It’s not just antenna size, but scales that matter for lonely male moths
Tuesday, Mar 13, 2018, 11:43 PM | Source: Pursuit
By Douglas Hilton, Mark Elgar, Qike Wang
Without being able to use social media, moths must use their antennae to search out a mate in their busy environment.
A male's antennae must be sensitive enough to detect the female sex pheromone amongst competing smells such as food, predators and contaminants like dust.
But unlike sight and sound, the sense of smell means the male antennae must make physical contact with the pheromone molecules.
So, do lonely moths grow bigger antennae to improve their chances of finding a mate?
As a general rule, they can't because the larger the antenna gets, the more aerodynamic drag it creates during flight.
To overcome this balancing act, research led by the University of Melbourne suggests that some male moths have evolved intricate scale arrangements on their antennae to enhance detection of female sex pheromones, by trapping them close to the antennae for longer.
This also means that the antennae can remain at an optimal size to maintain flight speed.
Charles Darwin was among the first to consider how the type of antenna might influence how male insects detect sex pheromones produced by females, says Professor Mark Elgar from the University of Melbourne's School of Biosciences.
"Darwin predicted that sexual selection, arising from competition among males, would favour more elaborate antennae in male moths, as they ensure more rapid detection of female sex pheromones.
"Moth sex pheromones are detected by receptors on structures called sensilla on the antennae.
Conventional wisdom is that the feathery, bipectinate antennae in moths, arranged like two combs with numerous branches, provide a larger surface area to house the pheromone-detecting sensilla he says.
"But what we see in nature is that the majority of moth species have simple, filamentous-shaped antennae, which led us to ask why, if they are better at detecting sex pheromones, are bipectinate antennae actually less common in moths."
To understand this evolutionary dilemma, the team used scanning electron microscopy (SEM) to build finely detailed three-dimensional models of the structure of the filamentous antennae.
Then they used computational fluid dynamics techniques to simulate the airflow field around the model antennae of moths of different sizes and scale arrangements.
Dr Qike Wang led the experimental work while at the University of Melbourne, which also included scientists from RMIT University, Walter and Eliza Hall Institute and Beijing Forestry University.
The studies used nanoparticles in the fluid dynamic model to represent common sex pheromones and microparticles to represent environmental particles such as dust.
"We found that the angle of the scales concentrated the signal molecules to the downwind side of the antennae," says Dr Wang.
"By creating an area with slow airflow around the antennae, the scales ensure pheromones linger within the detection zone, thereby increasing the efficiency with which they interact with the receptor."
"Furthermore, the scales are also effective at diverting away larger contaminating particles, such as dust. In a sense, they sift through the different particles only retaining the favourable ones."

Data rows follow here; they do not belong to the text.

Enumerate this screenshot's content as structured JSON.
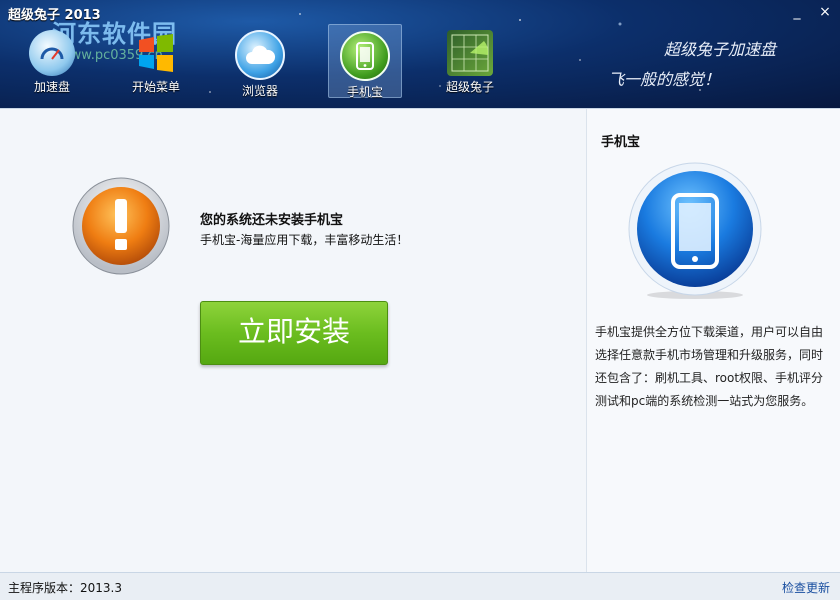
{
  "window": {
    "title": "超级兔子 2013",
    "minimize": "_",
    "close": "×"
  },
  "watermark": {
    "text": "河东软件园",
    "url": "www.pc0359.cn"
  },
  "nav": [
    {
      "label": "加速盘",
      "icon": "gauge-icon"
    },
    {
      "label": "开始菜单",
      "icon": "windows-logo-icon"
    },
    {
      "label": "浏览器",
      "icon": "cloud-icon"
    },
    {
      "label": "手机宝",
      "icon": "phone-icon",
      "active": true
    },
    {
      "label": "超级兔子",
      "icon": "radar-icon"
    }
  ],
  "slogan": {
    "line1": "超级兔子加速盘",
    "line2": "飞一般的感觉！"
  },
  "main": {
    "warning_icon": "exclamation-icon",
    "title": "您的系统还未安装手机宝",
    "subtitle": "手机宝-海量应用下载，丰富移动生活！",
    "install_button": "立即安装"
  },
  "side": {
    "title": "手机宝",
    "icon": "phone-icon",
    "description": "手机宝提供全方位下载渠道，用户可以自由选择任意款手机市场管理和升级服务，同时还包含了：刷机工具、root权限、手机评分测试和pc端的系统检测一站式为您服务。"
  },
  "status": {
    "version": "主程序版本：2013.3",
    "update_link": "检查更新"
  },
  "colors": {
    "header": "#0c2f6b",
    "accent": "#1a4fa0",
    "install": "#6bbd1f",
    "warning": "#e86f0c"
  }
}
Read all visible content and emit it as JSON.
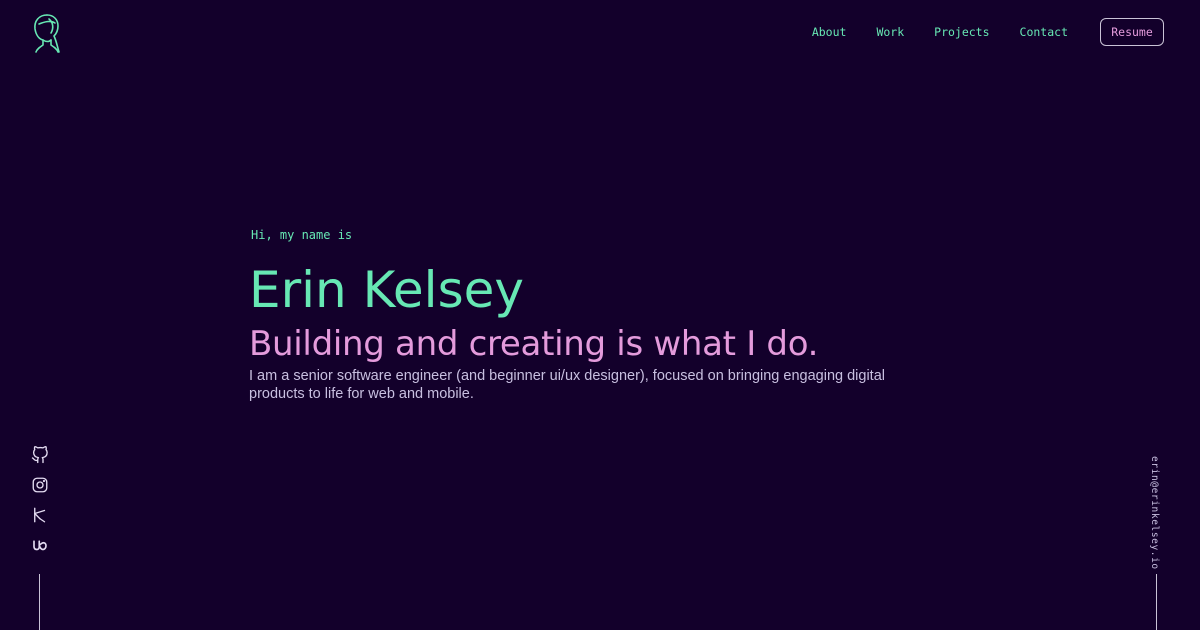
{
  "nav": {
    "links": [
      "About",
      "Work",
      "Projects",
      "Contact"
    ],
    "resume_label": "Resume"
  },
  "hero": {
    "greeting": "Hi, my name is",
    "name": "Erin Kelsey",
    "tagline": "Building and creating is what I do.",
    "intro": "I am a senior software engineer (and beginner ui/ux designer), focused on bringing engaging digital products to life for web and mobile."
  },
  "social": {
    "icons": [
      "github-icon",
      "instagram-icon",
      "dribbble-icon",
      "upwork-icon"
    ]
  },
  "email": "erin@erinkelsey.io",
  "colors": {
    "background": "#13002b",
    "accent_green": "#67e8b4",
    "accent_pink": "#e49bdc",
    "text": "#c8bfe0",
    "line": "#c9c3d6"
  }
}
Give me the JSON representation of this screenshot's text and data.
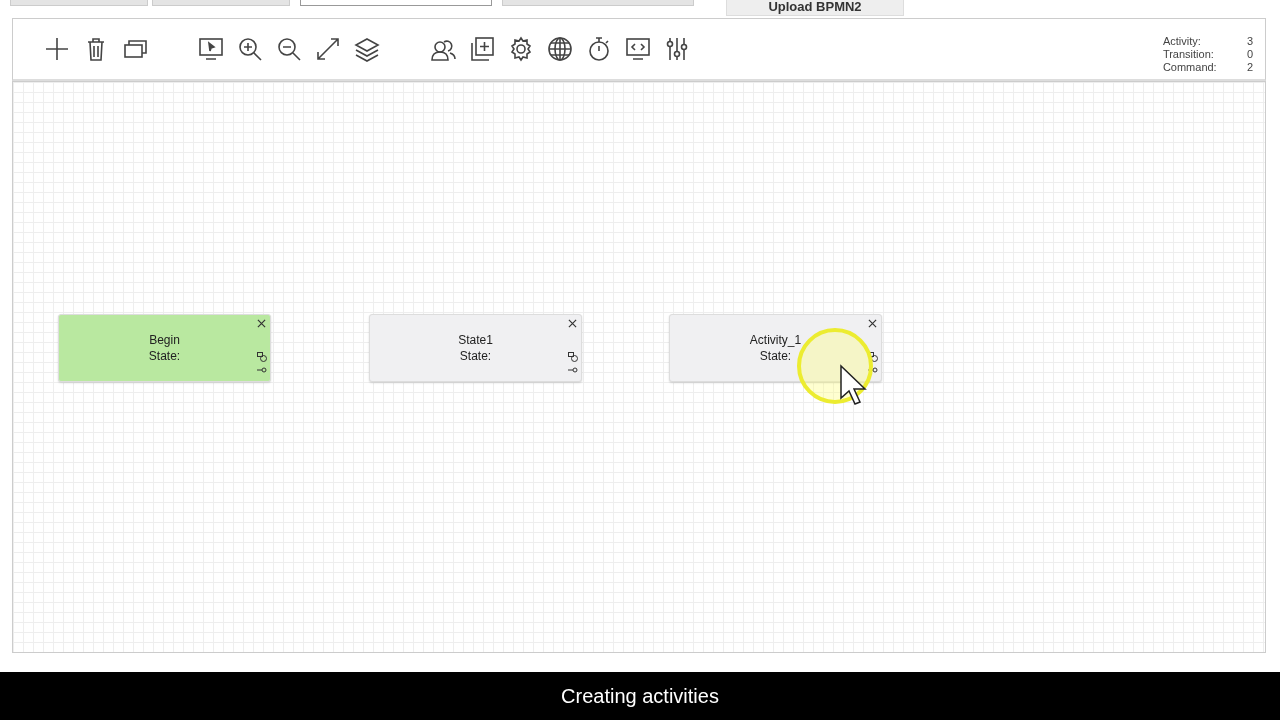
{
  "top_tabs": [
    {
      "selected": false
    },
    {
      "selected": false
    },
    {
      "selected": true
    },
    {
      "selected": false
    }
  ],
  "upload_button": "Upload BPMN2",
  "counters": [
    {
      "label": "Activity:",
      "value": "3"
    },
    {
      "label": "Transition:",
      "value": "0"
    },
    {
      "label": "Command:",
      "value": "2"
    }
  ],
  "nodes": [
    {
      "kind": "begin",
      "name": "Begin",
      "state": "State:"
    },
    {
      "kind": "activity",
      "name": "State1",
      "state": "State:"
    },
    {
      "kind": "activity",
      "name": "Activity_1",
      "state": "State:"
    }
  ],
  "caption": "Creating activities"
}
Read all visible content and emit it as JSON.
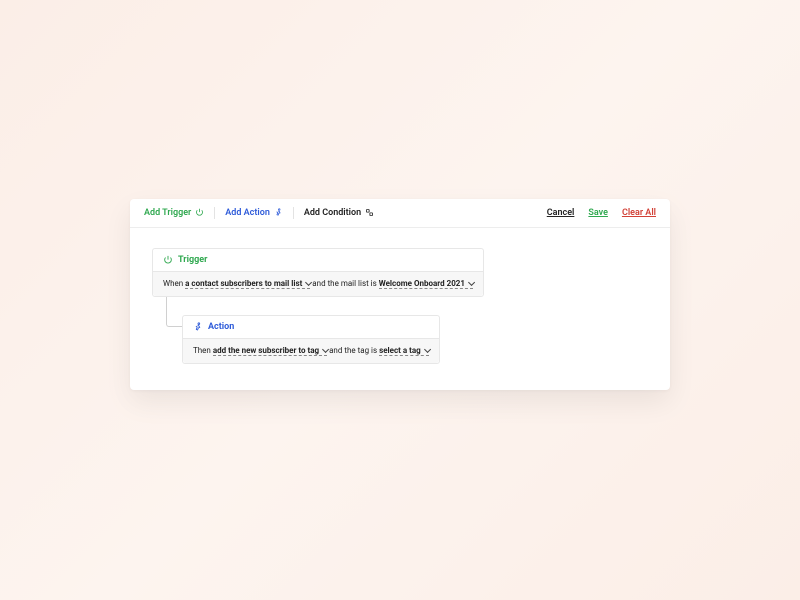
{
  "toolbar": {
    "add_trigger": "Add Trigger",
    "add_action": "Add Action",
    "add_condition": "Add Condition",
    "cancel": "Cancel",
    "save": "Save",
    "clear_all": "Clear All"
  },
  "trigger": {
    "heading": "Trigger",
    "prefix": "When",
    "event": "a contact subscribers to mail list",
    "middle": "and the mail list is",
    "value": "Welcome Onboard 2021"
  },
  "action": {
    "heading": "Action",
    "prefix": "Then",
    "event": "add the new subscriber to tag",
    "middle": "and the tag is",
    "value": "select a tag"
  },
  "colors": {
    "green": "#2fa84f",
    "blue": "#2e5bd9",
    "red": "#d24137"
  },
  "icons": {
    "trigger": "power-icon",
    "action": "running-icon",
    "condition": "condition-icon"
  }
}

"This is particularly important for species, like moths, that cannot groom the full length of their antennae."
Professor Doug Hilton, who has an honorary appointment in the School of Biosciences, is fascinated by moths. In his spare time, when he is not "distracted" by his day job as Director of The Walter and Eliza Hall Institute of Medical Research, he works with a group of friends on a poorly understood family of tiny day flying moths called Heliozelidae.
"These moths are tiny – with a wing span of only a few millimeters – and although they are found all over Australia because of their size they fly under the radar of most entomologists." Prof Hilton says "we embarked on a microscopic study of these moths and, in doing so, realized the structure of the antennae could tell us something new"
The study found the effect of the scales on retaining sex pheromones was much greater for smaller than larger moths. For smaller moths with filamentous antennae, antennal scales improved signal detection by 25–48 per cent.
The team also found different types of scale arrangements, which ranged from those aligned parallel to antennae to those arranged in complete rings around the antennae, changed how well the scales functioned to concentrate sex pheromones to the receptor regions in the sensilla.
"The scales increase the diameter of the antennae and must, therefore, increase aerodynamic drag. We predict that the ability to find a mate through improved pheromone detection is likely to be a benefit that offsets this cost," says Professor Elgar.
"More complex, bipectinate antennae may be favoured in large moths because they offer an additional surface area that can support more sensilla and thus a greater capacity to perceive chemical signals. Larger moths may be less impacted by reduction in flight speed due to their greater size and power," he says.
"It's fascinating that Darwin's theory is supported, but we needed modern techniques such as electron microscopy and computational fluid dynamics to confirm that it is antennal scales, and not size that make them more effective at detecting those crucial sex pheromones."
Banner image: Liz Milla